• Task requirements:
In the listing below, locate the lines that hold "icon" and copy them.

____

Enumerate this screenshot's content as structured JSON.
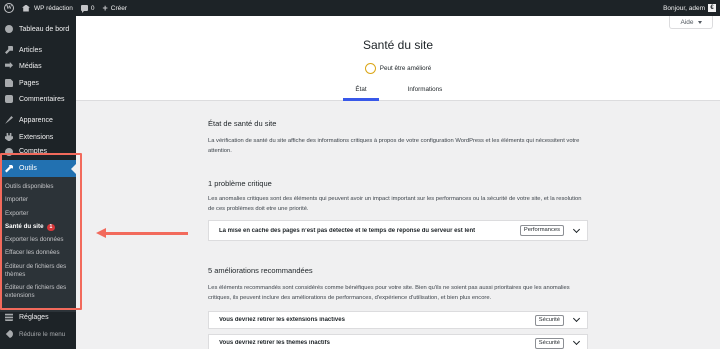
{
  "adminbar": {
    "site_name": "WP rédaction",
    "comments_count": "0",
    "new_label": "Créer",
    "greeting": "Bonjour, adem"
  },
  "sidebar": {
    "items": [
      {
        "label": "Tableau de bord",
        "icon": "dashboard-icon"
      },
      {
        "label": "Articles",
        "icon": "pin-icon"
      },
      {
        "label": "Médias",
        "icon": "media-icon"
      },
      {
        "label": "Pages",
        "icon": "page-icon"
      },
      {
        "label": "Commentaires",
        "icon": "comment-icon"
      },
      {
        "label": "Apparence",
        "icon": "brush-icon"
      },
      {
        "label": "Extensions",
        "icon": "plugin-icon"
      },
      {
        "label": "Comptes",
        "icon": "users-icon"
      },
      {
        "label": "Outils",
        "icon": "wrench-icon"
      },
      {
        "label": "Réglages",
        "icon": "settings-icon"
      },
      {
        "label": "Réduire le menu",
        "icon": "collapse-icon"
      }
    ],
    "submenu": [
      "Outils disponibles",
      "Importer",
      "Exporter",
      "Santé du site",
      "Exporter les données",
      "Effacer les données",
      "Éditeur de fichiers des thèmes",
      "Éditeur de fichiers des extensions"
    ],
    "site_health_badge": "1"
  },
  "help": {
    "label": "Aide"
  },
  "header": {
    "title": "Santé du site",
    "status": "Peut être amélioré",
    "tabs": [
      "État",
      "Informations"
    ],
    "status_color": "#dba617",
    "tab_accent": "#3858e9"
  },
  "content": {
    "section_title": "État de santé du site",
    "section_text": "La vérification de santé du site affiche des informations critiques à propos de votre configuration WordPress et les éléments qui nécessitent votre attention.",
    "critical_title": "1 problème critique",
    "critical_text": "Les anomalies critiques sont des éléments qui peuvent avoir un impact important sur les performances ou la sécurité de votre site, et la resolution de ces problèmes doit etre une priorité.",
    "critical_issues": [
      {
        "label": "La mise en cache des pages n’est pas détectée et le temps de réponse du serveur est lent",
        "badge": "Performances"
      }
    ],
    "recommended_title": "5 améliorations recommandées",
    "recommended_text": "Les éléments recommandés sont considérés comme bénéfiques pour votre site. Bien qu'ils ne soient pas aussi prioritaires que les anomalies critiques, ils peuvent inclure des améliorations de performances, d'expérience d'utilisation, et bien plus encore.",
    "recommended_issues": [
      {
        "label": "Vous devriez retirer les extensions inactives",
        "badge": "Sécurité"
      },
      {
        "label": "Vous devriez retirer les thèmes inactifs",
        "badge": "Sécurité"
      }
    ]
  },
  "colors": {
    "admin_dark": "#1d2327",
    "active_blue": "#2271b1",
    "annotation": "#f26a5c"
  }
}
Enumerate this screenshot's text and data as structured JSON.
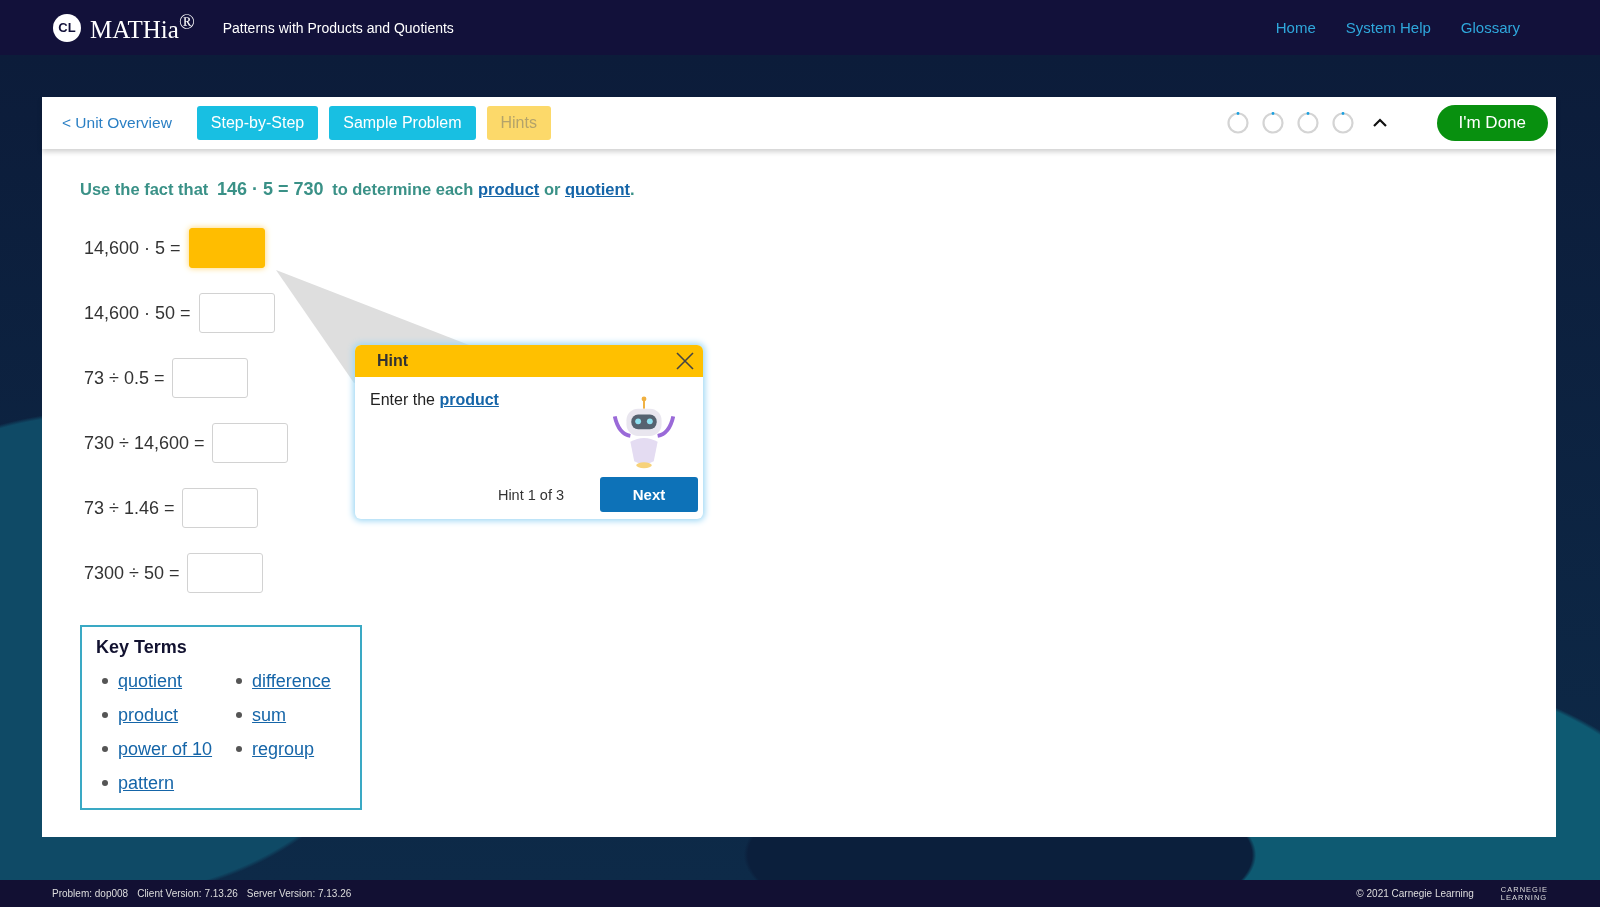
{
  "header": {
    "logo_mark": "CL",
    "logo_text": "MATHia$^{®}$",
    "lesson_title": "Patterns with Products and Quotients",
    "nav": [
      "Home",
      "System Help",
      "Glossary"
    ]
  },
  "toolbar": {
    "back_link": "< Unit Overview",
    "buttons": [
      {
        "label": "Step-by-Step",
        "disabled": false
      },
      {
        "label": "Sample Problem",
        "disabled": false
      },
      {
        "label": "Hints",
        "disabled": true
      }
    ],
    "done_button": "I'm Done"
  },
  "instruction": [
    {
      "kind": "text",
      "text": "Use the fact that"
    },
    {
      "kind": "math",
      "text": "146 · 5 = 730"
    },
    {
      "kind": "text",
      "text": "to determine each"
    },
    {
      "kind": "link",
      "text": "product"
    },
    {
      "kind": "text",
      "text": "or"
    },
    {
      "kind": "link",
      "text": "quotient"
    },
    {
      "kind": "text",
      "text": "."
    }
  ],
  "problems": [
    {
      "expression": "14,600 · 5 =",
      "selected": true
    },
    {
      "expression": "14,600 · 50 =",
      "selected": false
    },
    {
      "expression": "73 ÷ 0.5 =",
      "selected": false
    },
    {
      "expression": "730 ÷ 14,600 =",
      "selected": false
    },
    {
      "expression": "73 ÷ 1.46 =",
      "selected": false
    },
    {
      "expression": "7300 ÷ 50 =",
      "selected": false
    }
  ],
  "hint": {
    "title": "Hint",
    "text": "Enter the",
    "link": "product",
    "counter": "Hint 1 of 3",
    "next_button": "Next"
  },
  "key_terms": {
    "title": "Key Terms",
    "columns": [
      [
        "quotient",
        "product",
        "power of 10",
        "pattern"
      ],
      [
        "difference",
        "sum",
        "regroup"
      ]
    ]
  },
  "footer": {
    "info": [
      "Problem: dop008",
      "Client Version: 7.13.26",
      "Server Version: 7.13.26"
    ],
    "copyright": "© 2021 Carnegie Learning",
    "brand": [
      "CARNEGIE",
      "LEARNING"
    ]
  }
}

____

• Task answer:
        "icon": "dashboard-icon"
        "icon": "pin-icon"
        "icon": "media-icon"
        "icon": "page-icon"
        "icon": "comment-icon"
        "icon": "brush-icon"
        "icon": "plugin-icon"
        "icon": "users-icon"
        "icon": "wrench-icon"
        "icon": "settings-icon"
        "icon": "collapse-icon"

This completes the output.